So in 1996-2002 there was a behind the scenes war between Shiite Iran and Sunni jihadis, with Afghanistan and Pakistan being the main battlefields. At one point in the late 1990s, it almost became a real, hot war.

So then you come to me and say that in 2000 and 2001, Iran was actively helping al-Qaeda and was trying to ally with it. And I say, that sounds to me like complete gibberish and I would only accept it if you show me excellent documentary proof.

It would be like saying that you had evidence that Roosevelt let German Nazi agents cross the United States to carry out an operation against Mao’s forces in China during World War II. Well, on the face of it, the fascists would not have wanted the Communists to get China, so such a covert operation wouldn’t be out of the question. And the US would certainly have in principle welcomed anything that would have helped the Nationalists. So you could argue yourself into thinking that the proposition isn’t completely crazy. But if you just step back, you can see that geo-political speculation doesn’t carry much weight in such a situation, and the whole idea is obviously crazy. That is how I feel about the idea that Khamenei cozied up to Bin Laden.

The second test is Who is Helped by these Crazy Allegations?

- The Likud lobby in Washington, especially Michael Ledeen, Michael Rubin and other warmongers. They want the Tehran regime overthrown in part because it stands in the way of an Israeli annexation of southern Lebanon, with the Litani river as the long-sought prize. Iran is allied with Hizbullah in southern Lebanon, which forced the Israelis back out of Lebanon with a nearly 20-year long guerrilla struggle. They also want to force Hizbullah to pull back its support of the Palestinian uprising. Since Iran has substantially cut back on its support for Hizbullah, however, overthrowing Tehran would have little effect on such local political dynamics. (The Likud’s Ariel Sharon should never have invaded Lebanon in 1982, which is what created Hizbullah, suicide bombings as a tactic, and radicalized Lebanese like 9/11 hijacker Ziad Jarrah).

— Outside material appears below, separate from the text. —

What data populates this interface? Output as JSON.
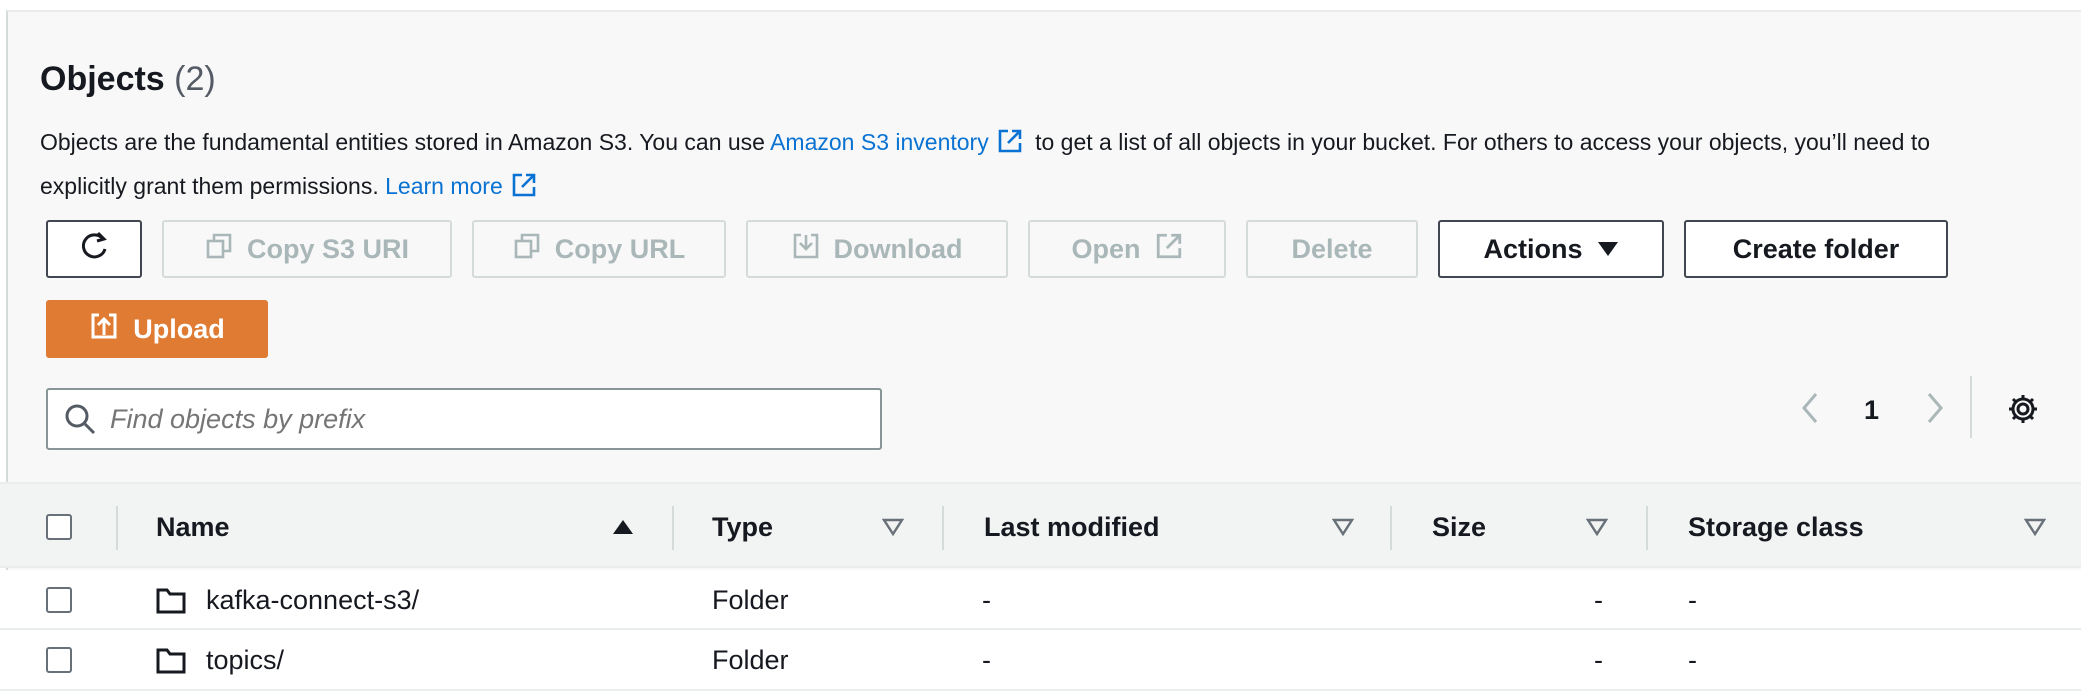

- Old-time US intelligence and diplomatic officials who have a grudge with Iran over the Hostage Crisis and other Iranian actions against the US in the 1980s

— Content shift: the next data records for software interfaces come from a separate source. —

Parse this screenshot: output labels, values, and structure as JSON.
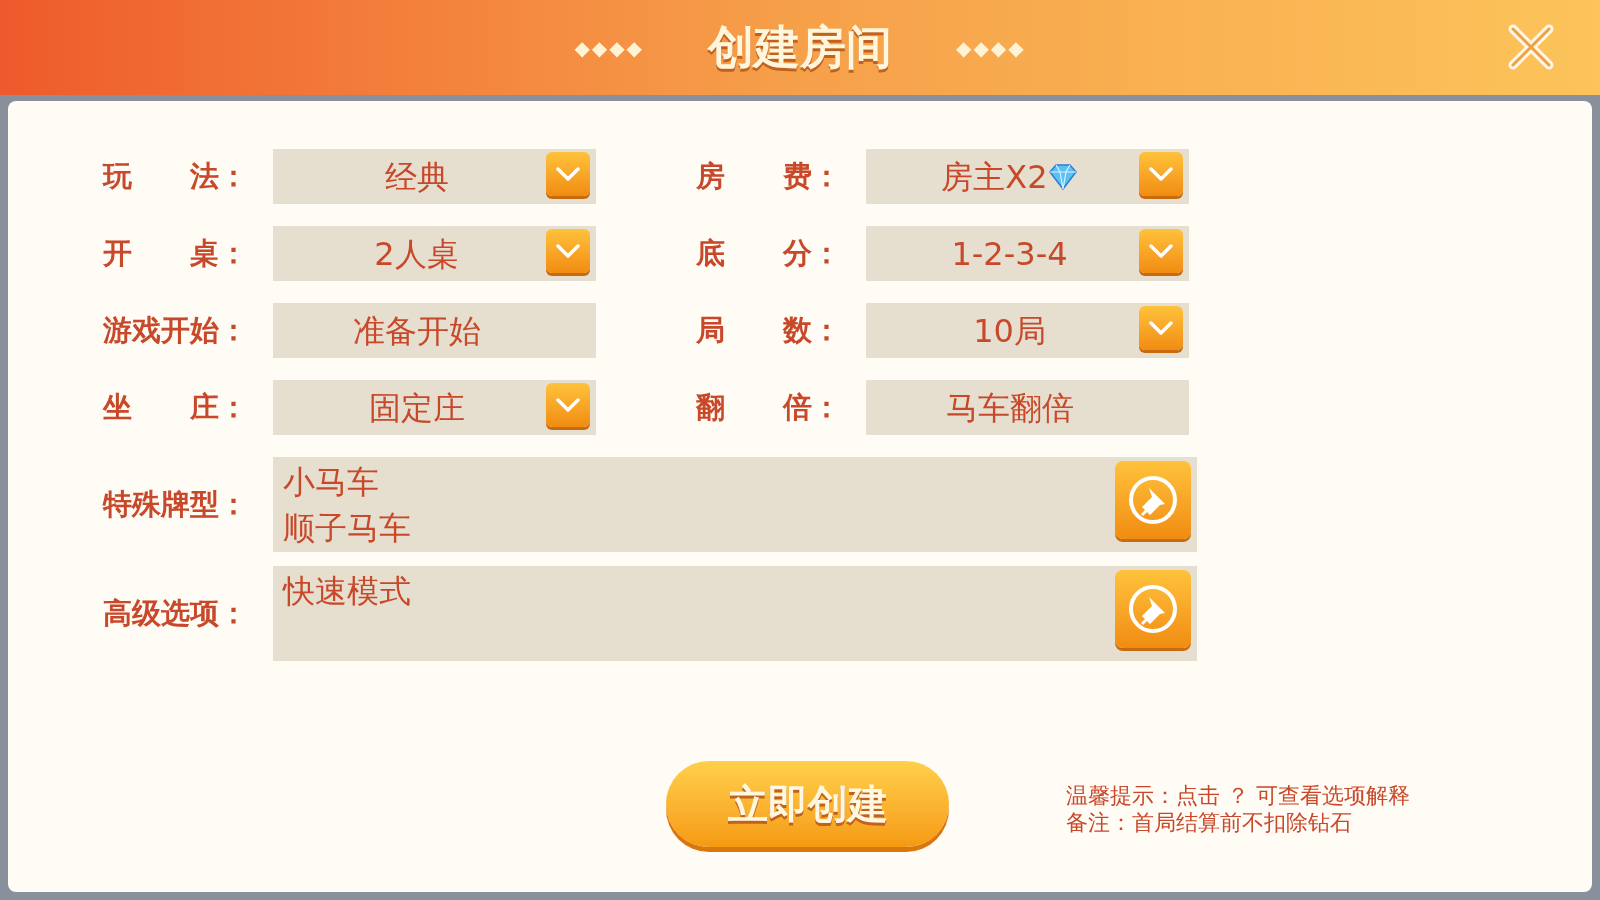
{
  "window": {
    "title": "创建房间"
  },
  "title_decor_left": "◆◆◆◆",
  "title_decor_right": "◆◆◆◆",
  "rows": [
    {
      "left": {
        "label": "玩　　法：",
        "value": "经典",
        "kind": "dropdown"
      },
      "right": {
        "label": "房　　费：",
        "value": "房主X2",
        "kind": "dropdown",
        "diamond": true
      }
    },
    {
      "left": {
        "label": "开　　桌：",
        "value": "2人桌",
        "kind": "dropdown"
      },
      "right": {
        "label": "底　　分：",
        "value": "1-2-3-4",
        "kind": "dropdown"
      }
    },
    {
      "left": {
        "label": "游戏开始：",
        "value": "准备开始",
        "kind": "static"
      },
      "right": {
        "label": "局　　数：",
        "value": "10局",
        "kind": "dropdown"
      }
    },
    {
      "left": {
        "label": "坐　　庄：",
        "value": "固定庄",
        "kind": "dropdown"
      },
      "right": {
        "label": "翻　　倍：",
        "value": "马车翻倍",
        "kind": "static"
      }
    }
  ],
  "options": [
    {
      "label": "特殊牌型：",
      "items": [
        "小马车",
        "顺子马车"
      ]
    },
    {
      "label": "高级选项：",
      "items": [
        "快速模式"
      ]
    }
  ],
  "create_button": "立即创建",
  "notes": [
    "温馨提示：点击 ？ 可查看选项解释",
    "备注：首局结算前不扣除钻石"
  ]
}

- The US military-industrial complex, which is frustrated at not being able to extract money from the potentially wealthy Iranian market

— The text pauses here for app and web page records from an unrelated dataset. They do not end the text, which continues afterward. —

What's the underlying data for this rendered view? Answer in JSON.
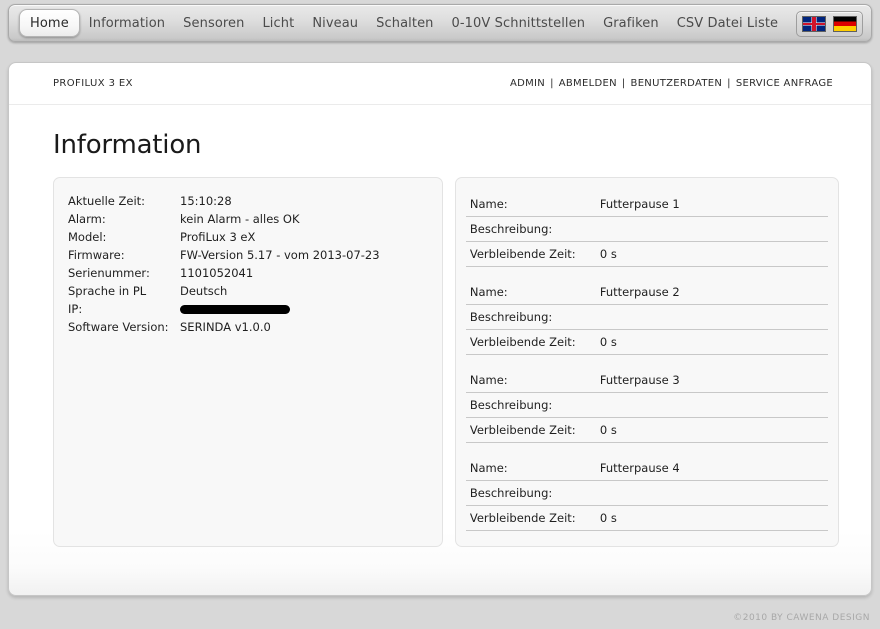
{
  "nav": {
    "items": [
      {
        "label": "Home",
        "active": true
      },
      {
        "label": "Information",
        "active": false
      },
      {
        "label": "Sensoren",
        "active": false
      },
      {
        "label": "Licht",
        "active": false
      },
      {
        "label": "Niveau",
        "active": false
      },
      {
        "label": "Schalten",
        "active": false
      },
      {
        "label": "0-10V Schnittstellen",
        "active": false
      },
      {
        "label": "Grafiken",
        "active": false
      },
      {
        "label": "CSV Datei Liste",
        "active": false
      },
      {
        "label": "?",
        "active": false
      }
    ],
    "flags": [
      {
        "name": "flag-uk-icon",
        "title": "English"
      },
      {
        "name": "flag-de-icon",
        "title": "Deutsch"
      }
    ]
  },
  "header": {
    "device": "PROFILUX 3 EX",
    "links": [
      "ADMIN",
      "ABMELDEN",
      "BENUTZERDATEN",
      "SERVICE ANFRAGE"
    ],
    "separator": "|"
  },
  "page": {
    "title": "Information"
  },
  "info": {
    "rows": [
      {
        "label": "Aktuelle Zeit:",
        "value": "15:10:28"
      },
      {
        "label": "Alarm:",
        "value": "kein Alarm - alles OK"
      },
      {
        "label": "Model:",
        "value": "ProfiLux 3 eX"
      },
      {
        "label": "Firmware:",
        "value": "FW-Version 5.17 - vom 2013-07-23"
      },
      {
        "label": "Serienummer:",
        "value": "1101052041"
      },
      {
        "label": "Sprache in PL",
        "value": "Deutsch"
      },
      {
        "label": "IP:",
        "value": "",
        "redacted": true
      },
      {
        "label": "Software Version:",
        "value": "SERINDA v1.0.0"
      }
    ]
  },
  "feeding_pauses": {
    "labels": {
      "name": "Name:",
      "description": "Beschreibung:",
      "remaining": "Verbleibende Zeit:"
    },
    "items": [
      {
        "name": "Futterpause 1",
        "description": "",
        "remaining": "0 s"
      },
      {
        "name": "Futterpause 2",
        "description": "",
        "remaining": "0 s"
      },
      {
        "name": "Futterpause 3",
        "description": "",
        "remaining": "0 s"
      },
      {
        "name": "Futterpause 4",
        "description": "",
        "remaining": "0 s"
      }
    ]
  },
  "footer": {
    "copyright": "©2010 BY CAWENA DESIGN"
  }
}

- Iranian expatriates from families formerly allied with the deposed Shah of Iran, who are enormously wealthy and influential and are eager to play Chalabi in Tehran. Watch them as key sources of disinformation.

- Al-Qaeda, which is seeking to “sharpen contradictions” by provoking serial fights between the US and Muslim powers. It would especially like to see a US- Shiite struggle, so that its two major enemies would both be weakened and pre-occupied with each other rather than Bin Laden.

These five forces are, obviously, disparate and in other regards at odds with one another. But all would like to see a US war against Iran. We will see a process whereby any lie issuing from any of them is amplified by the others, creating a multiplier effect. In particular, AIPAC and the military-industrial complex have enormous weight with Congress and the White House, and can push for the war domestically even as the other forces feed US intelligence disinformation abroad.

Iran is 3 times more populous than Iraq, however, and its population is highly mobilized and nationalistic. A US invasion force there will be greeted in a way that will make Iraq seem tame. Moreover, the fallout from Shiites in Lebanon, Bahrain and Iraq itself (who will almost universally side with Iran against the US in any war) will put US troops and citizens in enormous danger. And that, my friends, is a scenario we are very probably looking at if Bush gets back in.